Keeping pictures out of the copy, restate each record word for word.

[Start of Attachment]

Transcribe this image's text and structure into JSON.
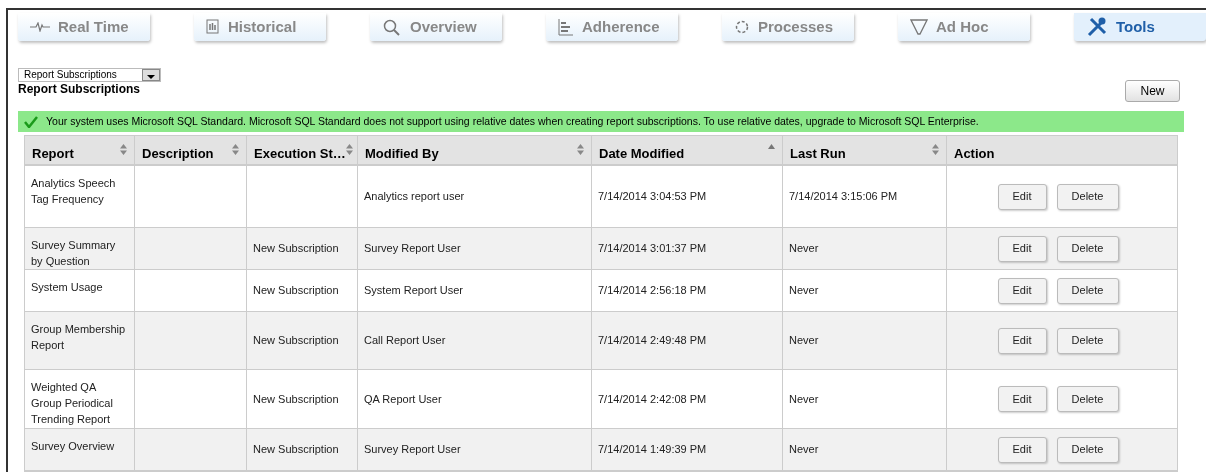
{
  "tabs": [
    {
      "label": "Real Time",
      "selected": false
    },
    {
      "label": "Historical",
      "selected": false
    },
    {
      "label": "Overview",
      "selected": false
    },
    {
      "label": "Adherence",
      "selected": false
    },
    {
      "label": "Processes",
      "selected": false
    },
    {
      "label": "Ad Hoc",
      "selected": false
    },
    {
      "label": "Tools",
      "selected": true
    }
  ],
  "view_select": {
    "value": "Report Subscriptions"
  },
  "page_title": "Report Subscriptions",
  "new_button": "New",
  "banner": {
    "text": "Your system uses Microsoft SQL Standard. Microsoft SQL Standard does not support using relative dates when creating report subscriptions. To use relative dates, upgrade to Microsoft SQL Enterprise."
  },
  "table": {
    "columns": [
      {
        "label": "Report",
        "sortable": true,
        "sorted": false
      },
      {
        "label": "Description",
        "sortable": true,
        "sorted": false
      },
      {
        "label": "Execution St…",
        "sortable": true,
        "sorted": false
      },
      {
        "label": "Modified By",
        "sortable": true,
        "sorted": false
      },
      {
        "label": "Date Modified",
        "sortable": true,
        "sorted": true
      },
      {
        "label": "Last Run",
        "sortable": true,
        "sorted": false
      },
      {
        "label": "Action",
        "sortable": false,
        "sorted": false
      }
    ],
    "rows": [
      {
        "report": "Analytics Speech Tag Frequency",
        "modified_by": "Analytics report user",
        "date_modified": "7/14/2014 3:04:53 PM",
        "last_run": "7/14/2014 3:15:06 PM",
        "actions": [
          "Edit",
          "Delete"
        ]
      },
      {
        "report": "Survey Summary by Question",
        "execution": "New Subscription",
        "modified_by": "Survey Report User",
        "date_modified": "7/14/2014 3:01:37 PM",
        "last_run": "Never",
        "actions": [
          "Edit",
          "Delete"
        ]
      },
      {
        "report": "System Usage",
        "execution": "New Subscription",
        "modified_by": "System Report User",
        "date_modified": "7/14/2014 2:56:18 PM",
        "last_run": "Never",
        "actions": [
          "Edit",
          "Delete"
        ]
      },
      {
        "report": "Group Membership Report",
        "execution": "New Subscription",
        "modified_by": "Call Report User",
        "date_modified": "7/14/2014 2:49:48 PM",
        "last_run": "Never",
        "actions": [
          "Edit",
          "Delete"
        ]
      },
      {
        "report": "Weighted QA Group Periodical Trending Report",
        "execution": "New Subscription",
        "modified_by": "QA Report User",
        "date_modified": "7/14/2014 2:42:08 PM",
        "last_run": "Never",
        "actions": [
          "Edit",
          "Delete"
        ]
      },
      {
        "report": "Survey Overview",
        "execution": "New Subscription",
        "modified_by": "Survey Report User",
        "date_modified": "7/14/2014 1:49:39 PM",
        "last_run": "Never",
        "actions": [
          "Edit",
          "Delete"
        ]
      }
    ]
  }
}
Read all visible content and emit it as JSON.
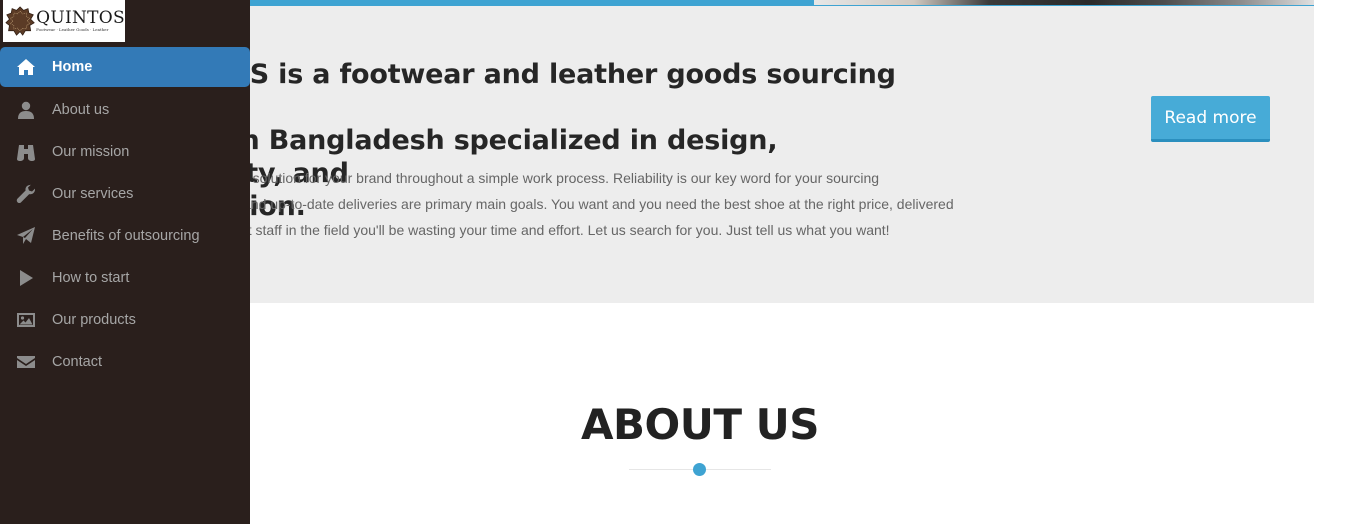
{
  "logo": {
    "name": "QUINTOS",
    "tagline": "Footwear · Leather Goods · Leather"
  },
  "nav": {
    "items": [
      {
        "label": "Home",
        "icon": "home-icon",
        "active": true
      },
      {
        "label": "About us",
        "icon": "user-icon",
        "active": false
      },
      {
        "label": "Our mission",
        "icon": "binoculars-icon",
        "active": false
      },
      {
        "label": "Our services",
        "icon": "wrench-icon",
        "active": false
      },
      {
        "label": "Benefits of outsourcing",
        "icon": "paper-plane-icon",
        "active": false
      },
      {
        "label": "How to start",
        "icon": "play-icon",
        "active": false
      },
      {
        "label": "Our products",
        "icon": "picture-icon",
        "active": false
      },
      {
        "label": "Contact",
        "icon": "envelope-icon",
        "active": false
      }
    ]
  },
  "intro": {
    "heading_line1": "QUINTOS is a footwear and leather goods sourcing agency",
    "heading_line2": "based in Bangladesh specialized in design, creativity, and",
    "heading_line3": "production.",
    "text_line1": "We offer the best market solution for your brand throughout a simple work process. Reliability is our key word for your sourcing",
    "text_line2": "needs; professionalism and up-to-date deliveries are primary main goals. You want and you need the best shoe at the right price, delivered",
    "text_line3": "on time. Without the right staff in the field you'll be wasting your time and effort. Let us search for you. Just tell us what you want!",
    "read_more_label": "Read more"
  },
  "about": {
    "title": "ABOUT US"
  },
  "colors": {
    "accent": "#3ea3d2",
    "active_nav": "#337ab7",
    "sidebar_bg": "#2a1f1c",
    "intro_bg": "#ededed"
  }
}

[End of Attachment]

- _The answer_
Transcribe this image's text and structure into JSON.
{
  "tabs": [
    {
      "label": "Real Time",
      "selected": false
    },
    {
      "label": "Historical",
      "selected": false
    },
    {
      "label": "Overview",
      "selected": false
    },
    {
      "label": "Adherence",
      "selected": false
    },
    {
      "label": "Processes",
      "selected": false
    },
    {
      "label": "Ad Hoc",
      "selected": false
    },
    {
      "label": "Tools",
      "selected": true
    }
  ],
  "view_select": {
    "value": "Report Subscriptions"
  },
  "page_title": "Report Subscriptions",
  "new_button": "New",
  "banner": {
    "text": "Your system uses Microsoft SQL Standard. Microsoft SQL Standard does not support using relative dates when creating report subscriptions. To use relative dates, upgrade to Microsoft SQL Enterprise."
  },
  "table": {
    "columns": [
      {
        "label": "Report",
        "sortable": true,
        "sorted": false
      },
      {
        "label": "Description",
        "sortable": true,
        "sorted": false
      },
      {
        "label": "Execution St…",
        "sortable": true,
        "sorted": false
      },
      {
        "label": "Modified By",
        "sortable": true,
        "sorted": false
      },
      {
        "label": "Date Modified",
        "sortable": true,
        "sorted": true
      },
      {
        "label": "Last Run",
        "sortable": true,
        "sorted": false
      },
      {
        "label": "Action",
        "sortable": false,
        "sorted": false
      }
    ],
    "rows": [
      {
        "report": "Analytics Speech Tag Frequency",
        "modified_by": "Analytics report user",
        "date_modified": "7/14/2014 3:04:53 PM",
        "last_run": "7/14/2014 3:15:06 PM",
        "actions": [
          "Edit",
          "Delete"
        ]
      },
      {
        "report": "Survey Summary by Question",
        "execution": "New Subscription",
        "modified_by": "Survey Report User",
        "date_modified": "7/14/2014 3:01:37 PM",
        "last_run": "Never",
        "actions": [
          "Edit",
          "Delete"
        ]
      },
      {
        "report": "System Usage",
        "execution": "New Subscription",
        "modified_by": "System Report User",
        "date_modified": "7/14/2014 2:56:18 PM",
        "last_run": "Never",
        "actions": [
          "Edit",
          "Delete"
        ]
      },
      {
        "report": "Group Membership Report",
        "execution": "New Subscription",
        "modified_by": "Call Report User",
        "date_modified": "7/14/2014 2:49:48 PM",
        "last_run": "Never",
        "actions": [
          "Edit",
          "Delete"
        ]
      },
      {
        "report": "Weighted QA Group Periodical Trending Report",
        "execution": "New Subscription",
        "modified_by": "QA Report User",
        "date_modified": "7/14/2014 2:42:08 PM",
        "last_run": "Never",
        "actions": [
          "Edit",
          "Delete"
        ]
      },
      {
        "report": "Survey Overview",
        "execution": "New Subscription",
        "modified_by": "Survey Report User",
        "date_modified": "7/14/2014 1:49:39 PM",
        "last_run": "Never",
        "actions": [
          "Edit",
          "Delete"
        ]
      }
    ]
  }
}
Read all visible content and emit it as JSON.
{
  "logo": {
    "name": "QUINTOS",
    "tagline": "Footwear · Leather Goods · Leather"
  },
  "nav": {
    "items": [
      {
        "label": "Home",
        "icon": "home-icon",
        "active": true
      },
      {
        "label": "About us",
        "icon": "user-icon",
        "active": false
      },
      {
        "label": "Our mission",
        "icon": "binoculars-icon",
        "active": false
      },
      {
        "label": "Our services",
        "icon": "wrench-icon",
        "active": false
      },
      {
        "label": "Benefits of outsourcing",
        "icon": "paper-plane-icon",
        "active": false
      },
      {
        "label": "How to start",
        "icon": "play-icon",
        "active": false
      },
      {
        "label": "Our products",
        "icon": "picture-icon",
        "active": false
      },
      {
        "label": "Contact",
        "icon": "envelope-icon",
        "active": false
      }
    ]
  },
  "intro": {
    "heading_line1": "QUINTOS is a footwear and leather goods sourcing agency",
    "heading_line2": "based in Bangladesh specialized in design, creativity, and",
    "heading_line3": "production.",
    "text_line1": "We offer the best market solution for your brand throughout a simple work process. Reliability is our key word for your sourcing",
    "text_line2": "needs; professionalism and up-to-date deliveries are primary main goals. You want and you need the best shoe at the right price, delivered",
    "text_line3": "on time. Without the right staff in the field you'll be wasting your time and effort. Let us search for you. Just tell us what you want!",
    "read_more_label": "Read more"
  },
  "about": {
    "title": "ABOUT US"
  },
  "colors": {
    "accent": "#3ea3d2",
    "active_nav": "#337ab7",
    "sidebar_bg": "#2a1f1c",
    "intro_bg": "#ededed"
  }
}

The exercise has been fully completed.